DOTD releases traffic study results of La. 523, Ashley River Road in Shreveport, Caddo Parish
Friday, June 24, 2016 at 12:33:55 PM
BOSSIER CITY, La. -- At the request of local residents and elected officials, the Louisiana Department of Transportation and Development recently completed a thorough analysis of the intersection of LA 523 (Flournoy Lucas Road) and Ashley River Road in Shreveport to determine if criteria pertaining to installation of a traffic signal are met. The criteria include traffic signal warrants published in the Federal Highway Administration’s Manual on Uniform Traffic Control Devices, (MUTCD), as well as minimum spacing requirements established by the Department.

Traffic signals are often considered a cure-all for all traffic problems at intersections. This belief has led to traffic control signals being installed at many locations where they are not needed, adversely affecting the safety and efficiency of vehicle and pedestrian traffic along the corridor. While certainly a valuable tool, traffic signals must be properly utilized in order for them to function as intended. There are other options available that may offer solutions to certain traffic problems, and these must also be utilized as intended. Each situation requires careful analysis to ensure that the proposed solution is appropriate and effective.

While traffic signals can decrease the frequency and severity of certain types of crashes (such as right-angle collisions), they frequently result in significant increases in the frequency of other crashes, such as rear-end collisions, especially if the traffic signal is unwarranted. In this case, the intersection does not have a pattern of crashes that would justify the installation of a new signal.
Since signalized intersections tend increase certain types of accidents (rear-end collisions), either Warrant 1A (Minimum Vehicular Volume) or Warrant 7 (Crash Experience) must be met. Additionally, no other traffic signals can be within one-half mile of the proposed signal location.

In the case of Warrant 1A, total traffic volumes didn’t meet the 8-hour volume thresholds required for any day. The most hours that met the requirement for any given day of the week were two.

With regard to Warrant 7, crash records from January 1, 2012, through December 31, 2014, show a total of eight crashes at this intersection in three years. The Department is mandated to look for patterns of crashes considered to be correctible. Of the four crashes (required: five minimum) in the most recent 12-month period, three (all five required to be correctable) were considered correctible by a traffic signal. Therefore, Warrant 7 was not met.

Department policy also requires that traffic signals be spaced a minimum of one-half mile (2600 feet) apart.
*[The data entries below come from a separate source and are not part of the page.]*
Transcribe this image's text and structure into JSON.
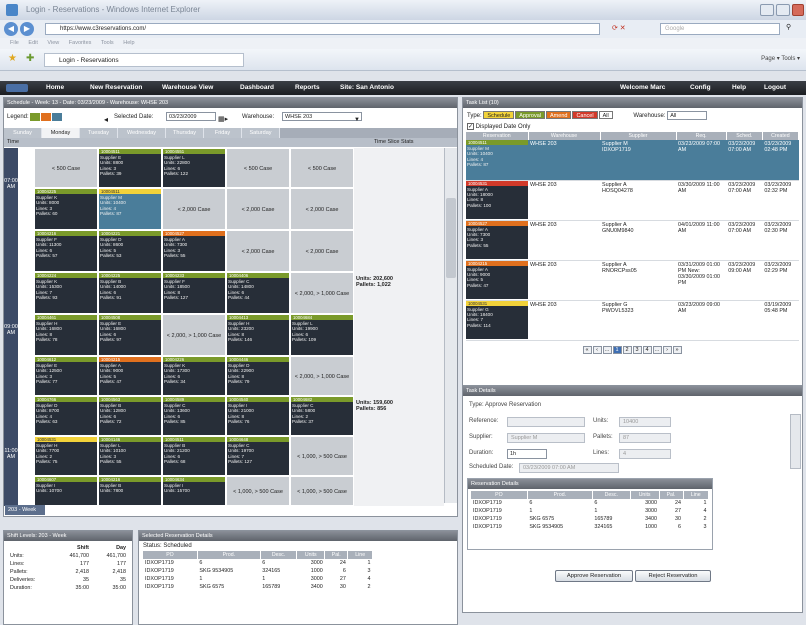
{
  "browser": {
    "title": "Login - Reservations - Windows Internet Explorer",
    "url": "https://www.c3reservations.com/",
    "search_placeholder": "Google",
    "menus": [
      "File",
      "Edit",
      "View",
      "Favorites",
      "Tools",
      "Help"
    ],
    "tab_label": "Login - Reservations",
    "tools": "Page ▾  Tools ▾"
  },
  "nav": {
    "home": "Home",
    "new_reservation": "New Reservation",
    "warehouse_view": "Warehouse View",
    "dashboard": "Dashboard",
    "reports": "Reports",
    "site": "Site: San Antonio",
    "welcome": "Welcome Marc",
    "config": "Config",
    "help": "Help",
    "logout": "Logout"
  },
  "schedule": {
    "header": "Schedule - Week: 13 - Date: 03/23/2009 - Warehouse: WHSE 203",
    "legend_label": "Legend:",
    "selected_date_label": "Selected Date:",
    "selected_date": "03/23/2009",
    "warehouse_label": "Warehouse:",
    "warehouse": "WHSE 203",
    "days": [
      "Sunday",
      "Monday",
      "Tuesday",
      "Wednesday",
      "Thursday",
      "Friday",
      "Saturday"
    ],
    "time_label": "Time",
    "stats_label": "Time Slice Stats",
    "week_button": "203 - Week",
    "times": [
      "07:00 AM",
      "09:00 AM",
      "11:00 AM"
    ],
    "empty": {
      "c500": "< 500 Case",
      "c2000": "< 2,000 Case",
      "c2000_1000": "< 2,000, > 1,000 Case",
      "c1000_500": "< 1,000, > 500 Case"
    },
    "stats": [
      {
        "units": "Units: 202,600",
        "pallets": "Pallets: 1,022"
      },
      {
        "units": "Units: 159,600",
        "pallets": "Pallets: 856"
      }
    ]
  },
  "shift": {
    "header": "Shift Levels: 203 - Week",
    "col1": "Shift",
    "col2": "Day",
    "rows": [
      [
        "Units:",
        "461,700",
        "461,700"
      ],
      [
        "Lines:",
        "177",
        "177"
      ],
      [
        "Pallets:",
        "2,418",
        "2,418"
      ],
      [
        "Deliveries:",
        "35",
        "35"
      ],
      [
        "Duration:",
        "35:00",
        "35:00"
      ]
    ]
  },
  "srd": {
    "header": "Selected Reservation Details",
    "status_label": "Status:",
    "status": "Scheduled",
    "cols": [
      "PO",
      "Prod.",
      "Desc.",
      "Units",
      "Pal.",
      "Line"
    ],
    "rows": [
      [
        "IDXOP1719",
        "6",
        "6",
        "3000",
        "24",
        "1"
      ],
      [
        "IDXOP1719",
        "SKG 9534905",
        "324165",
        "1000",
        "6",
        "3"
      ],
      [
        "IDXOP1719",
        "1",
        "1",
        "3000",
        "27",
        "4"
      ],
      [
        "IDXOP1719",
        "SKG 6575",
        "165789",
        "3400",
        "30",
        "2"
      ]
    ]
  },
  "tasklist": {
    "header": "Task List (10)",
    "type_label": "Type:",
    "chips": {
      "schedule": "Schedule",
      "approval": "Approval",
      "amend": "Amend",
      "cancel": "Cancel",
      "all": "All"
    },
    "warehouse_label": "Warehouse:",
    "warehouse": "All",
    "displayed_date_only": "Displayed Date Only",
    "cols": [
      "Reservation",
      "Warehouse",
      "Supplier",
      "Req.",
      "Sched.",
      "Created"
    ],
    "rows": [
      {
        "id": "10004511",
        "supplier": "Supplier M",
        "units": "Units: 10400",
        "lines": "Lines: 4",
        "pallets": "Pallets: 87",
        "wh": "WHSE 203",
        "sup": "Supplier M",
        "po": "IDXOP1719",
        "req": "03/23/2009 07:00 AM",
        "sched": "03/23/2009 07:00 AM",
        "created": "03/23/2009 02:48 PM"
      },
      {
        "id": "10004531",
        "supplier": "Supplier A",
        "units": "Units: 18000",
        "lines": "Lines: 8",
        "pallets": "Pallets: 100",
        "wh": "WHSE 203",
        "sup": "Supplier A",
        "po": "HOSQ04278",
        "req": "03/30/2009 11:00 AM",
        "sched": "03/23/2009 07:00 AM",
        "created": "03/23/2009 02:32 PM"
      },
      {
        "id": "10004527",
        "supplier": "Supplier A",
        "units": "Units: 7300",
        "lines": "Lines: 3",
        "pallets": "Pallets: 55",
        "wh": "WHSE 203",
        "sup": "Supplier A",
        "po": "GNU0M9840",
        "req": "04/01/2009 11:00 AM",
        "sched": "03/23/2009 07:00 AM",
        "created": "03/23/2009 02:30 PM"
      },
      {
        "id": "10004215",
        "supplier": "Supplier A",
        "units": "Units: 9000",
        "lines": "Lines: 5",
        "pallets": "Pallets: 47",
        "wh": "WHSE 203",
        "sup": "Supplier A",
        "po": "RNORCPss05",
        "req": "03/31/2009 01:00 PM New: 03/30/2009 01:00 PM",
        "sched": "03/23/2009 09:00 AM",
        "created": "03/23/2009 02:29 PM"
      },
      {
        "id": "10004531",
        "supplier": "Supplier G",
        "units": "Units: 18400",
        "lines": "Lines: 7",
        "pallets": "Pallets: 114",
        "wh": "WHSE 203",
        "sup": "Supplier G",
        "po": "PWOVL5323",
        "req": "03/23/2009 09:00 AM",
        "sched": "",
        "created": "03/19/2009 05:48 PM"
      }
    ],
    "pages": [
      "1",
      "2",
      "3",
      "4"
    ]
  },
  "taskdetails": {
    "header": "Task Details",
    "type": "Type:  Approve Reservation",
    "reference_label": "Reference:",
    "units_label": "Units:",
    "units": "10400",
    "supplier_label": "Supplier:",
    "supplier": "Supplier M",
    "pallets_label": "Pallets:",
    "pallets": "87",
    "duration_label": "Duration:",
    "duration": "1h",
    "lines_label": "Lines:",
    "lines": "4",
    "sched_label": "Scheduled Date:",
    "sched": "03/23/2009 07:00 AM"
  },
  "resdetails": {
    "header": "Reservation Details",
    "cols": [
      "PO",
      "Prod.",
      "Desc.",
      "Units",
      "Pal.",
      "Line"
    ],
    "rows": [
      [
        "IDXOP1719",
        "6",
        "6",
        "3000",
        "24",
        "1"
      ],
      [
        "IDXOP1719",
        "1",
        "1",
        "3000",
        "27",
        "4"
      ],
      [
        "IDXOP1719",
        "SKG 6575",
        "165789",
        "3400",
        "30",
        "2"
      ],
      [
        "IDXOP1719",
        "SKG 9534905",
        "324165",
        "1000",
        "6",
        "3"
      ]
    ],
    "approve": "Approve Reservation",
    "reject": "Reject Reservation"
  },
  "colors": {
    "green": "#7a9a2a",
    "orange": "#e0701e",
    "yellow": "#f2d23a",
    "red": "#d23a2a",
    "blue": "#2c5f9e",
    "teal": "#4a7d9a"
  }
}
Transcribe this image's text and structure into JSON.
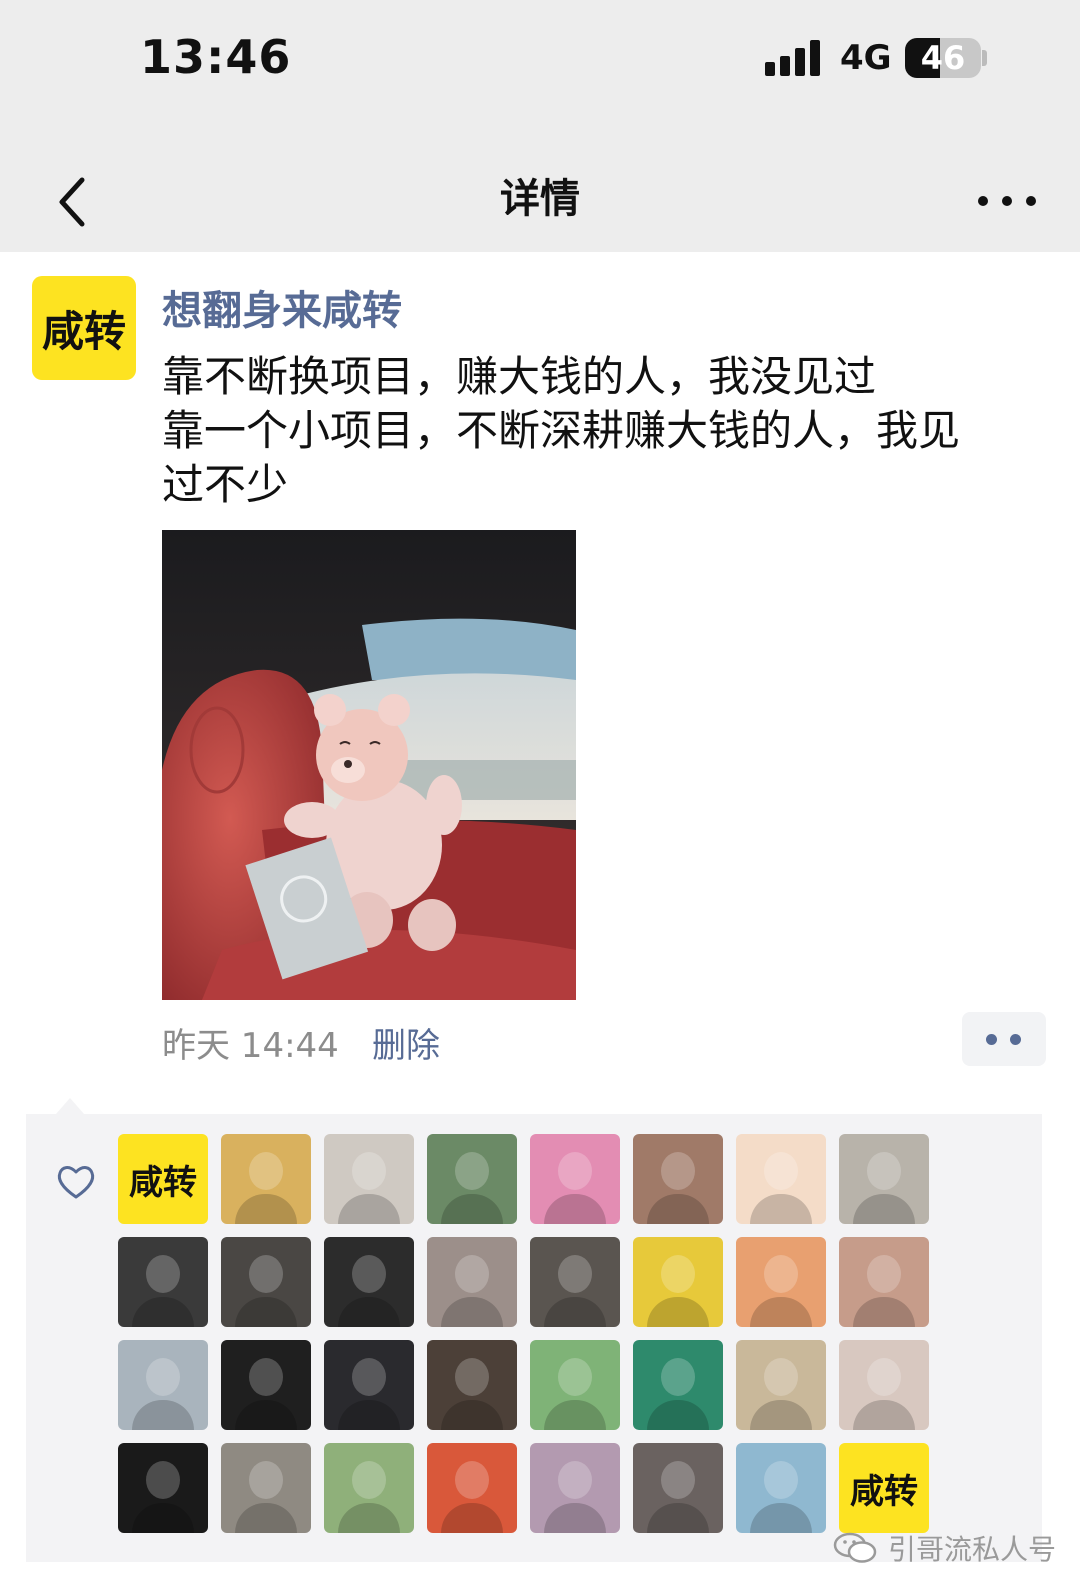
{
  "status_bar": {
    "time": "13:46",
    "network": "4G",
    "battery": "46",
    "battery_level_percent": 46
  },
  "nav": {
    "title": "详情"
  },
  "post": {
    "avatar_text": "咸转",
    "username": "想翻身来咸转",
    "text_lines": [
      "靠不断换项目，赚大钱的人，我没见过",
      "靠一个小项目，不断深耕赚大钱的人，我见",
      "过不少"
    ],
    "time": "昨天 14:44",
    "delete_label": "删除"
  },
  "likes": {
    "avatars": [
      {
        "kind": "text",
        "text": "咸转",
        "color": "#fde321"
      },
      {
        "kind": "photo",
        "color": "#d9b15e"
      },
      {
        "kind": "photo",
        "color": "#cfc9c2"
      },
      {
        "kind": "photo",
        "color": "#6b8a66"
      },
      {
        "kind": "photo",
        "color": "#e38db3"
      },
      {
        "kind": "photo",
        "color": "#a07a68"
      },
      {
        "kind": "photo",
        "color": "#f4dcc8"
      },
      {
        "kind": "photo",
        "color": "#b8b3aa"
      },
      {
        "kind": "photo",
        "color": "#3a3a3a"
      },
      {
        "kind": "photo",
        "color": "#4a4744"
      },
      {
        "kind": "photo",
        "color": "#2c2c2c"
      },
      {
        "kind": "photo",
        "color": "#9c8f8a"
      },
      {
        "kind": "photo",
        "color": "#5a5550"
      },
      {
        "kind": "photo",
        "color": "#e7c93a"
      },
      {
        "kind": "photo",
        "color": "#e8a070"
      },
      {
        "kind": "photo",
        "color": "#c69c8a"
      },
      {
        "kind": "photo",
        "color": "#a9b4bd"
      },
      {
        "kind": "photo",
        "color": "#1f1f1f"
      },
      {
        "kind": "photo",
        "color": "#2a2a2e"
      },
      {
        "kind": "photo",
        "color": "#4c4038"
      },
      {
        "kind": "photo",
        "color": "#7fb377"
      },
      {
        "kind": "photo",
        "color": "#2e8a6c"
      },
      {
        "kind": "photo",
        "color": "#c9b89a"
      },
      {
        "kind": "photo",
        "color": "#d8c8c0"
      },
      {
        "kind": "photo",
        "color": "#1a1a1a"
      },
      {
        "kind": "photo",
        "color": "#8f8a82"
      },
      {
        "kind": "photo",
        "color": "#8fb07a"
      },
      {
        "kind": "photo",
        "color": "#d9583a"
      },
      {
        "kind": "photo",
        "color": "#b39ab0"
      },
      {
        "kind": "photo",
        "color": "#6a6260"
      },
      {
        "kind": "photo",
        "color": "#8fb8d0"
      },
      {
        "kind": "text",
        "text": "咸转",
        "color": "#fde321"
      }
    ]
  },
  "watermark": {
    "text": "引哥流私人号"
  }
}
The studied intersection is located only 800 feet (0.15 miles) to the east of the existing signal at LA 3132, which does not meet the spacing requirement.
Requests for traffic signals by local residents are very common throughout the state; safety is most frequently cited as the basis for such requests. While the study determined the intersection did not meet the criteria for installation of a traffic signal, we are sensitive to citizens’ concerns and are exploring other long term solutions, though options are limited.

The DOTD appreciates interest in, and is committed to, the safety and efficient operation of Louisiana’s transportation network.